Exercise -
With all pictures excluded, restate the records that follow exactly as written.

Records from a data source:
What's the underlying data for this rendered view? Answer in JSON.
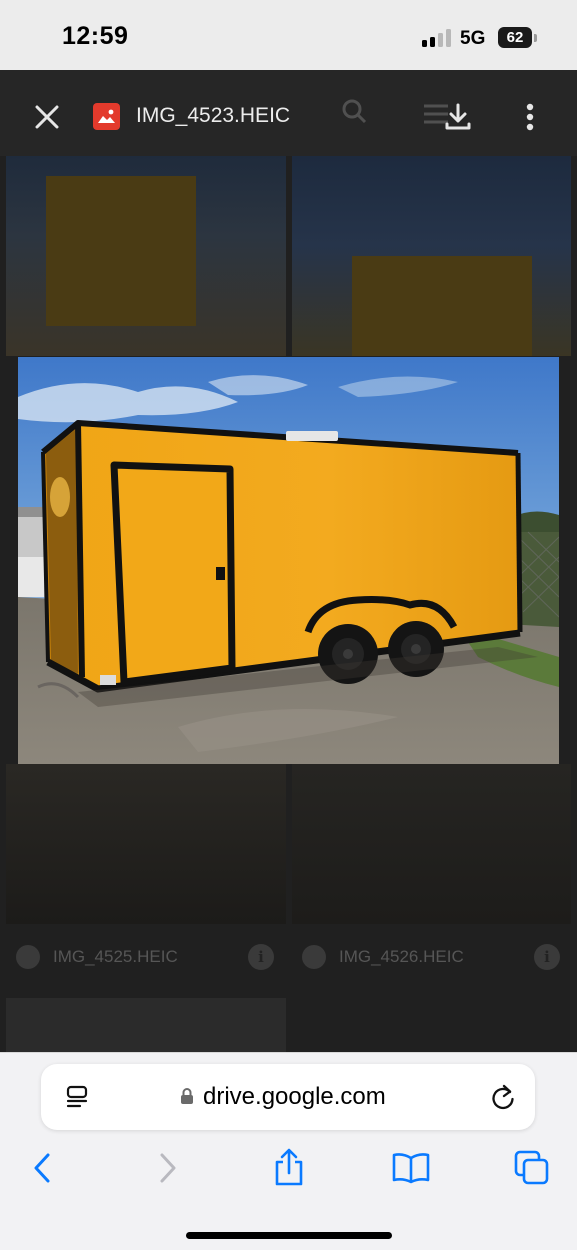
{
  "status_bar": {
    "time": "12:59",
    "network": "5G",
    "battery": "62"
  },
  "viewer": {
    "file_name": "IMG_4523.HEIC",
    "close_icon": "close-icon",
    "file_type_icon": "image-file-icon",
    "download_icon": "download-icon",
    "more_icon": "more-vert-icon",
    "background_files": [
      {
        "name": "IMG_4525.HEIC"
      },
      {
        "name": "IMG_4526.HEIC"
      }
    ]
  },
  "photo": {
    "subject": "yellow-enclosed-trailer-photo"
  },
  "safari": {
    "url": "drive.google.com",
    "reader_icon": "reader-mode-icon",
    "lock_icon": "lock-icon",
    "reload_icon": "reload-icon",
    "toolbar": {
      "back_icon": "back-chevron-icon",
      "forward_icon": "forward-chevron-icon",
      "share_icon": "share-icon",
      "bookmarks_icon": "bookmarks-icon",
      "tabs_icon": "tabs-icon"
    }
  },
  "colors": {
    "trailer_yellow": "#f1a81a",
    "accent_blue": "#0a7aff",
    "viewer_dark": "#202020",
    "file_icon_red": "#e33a2c"
  }
}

Completed task -
What's the underlying data for this rendered view? Answer in JSON.
{
  "status_bar": {
    "time": "12:59",
    "network": "5G",
    "battery": "62"
  },
  "viewer": {
    "file_name": "IMG_4523.HEIC",
    "close_icon": "close-icon",
    "file_type_icon": "image-file-icon",
    "download_icon": "download-icon",
    "more_icon": "more-vert-icon",
    "background_files": [
      {
        "name": "IMG_4525.HEIC"
      },
      {
        "name": "IMG_4526.HEIC"
      }
    ]
  },
  "photo": {
    "subject": "yellow-enclosed-trailer-photo"
  },
  "safari": {
    "url": "drive.google.com",
    "reader_icon": "reader-mode-icon",
    "lock_icon": "lock-icon",
    "reload_icon": "reload-icon",
    "toolbar": {
      "back_icon": "back-chevron-icon",
      "forward_icon": "forward-chevron-icon",
      "share_icon": "share-icon",
      "bookmarks_icon": "bookmarks-icon",
      "tabs_icon": "tabs-icon"
    }
  },
  "colors": {
    "trailer_yellow": "#f1a81a",
    "accent_blue": "#0a7aff",
    "viewer_dark": "#202020",
    "file_icon_red": "#e33a2c"
  }
}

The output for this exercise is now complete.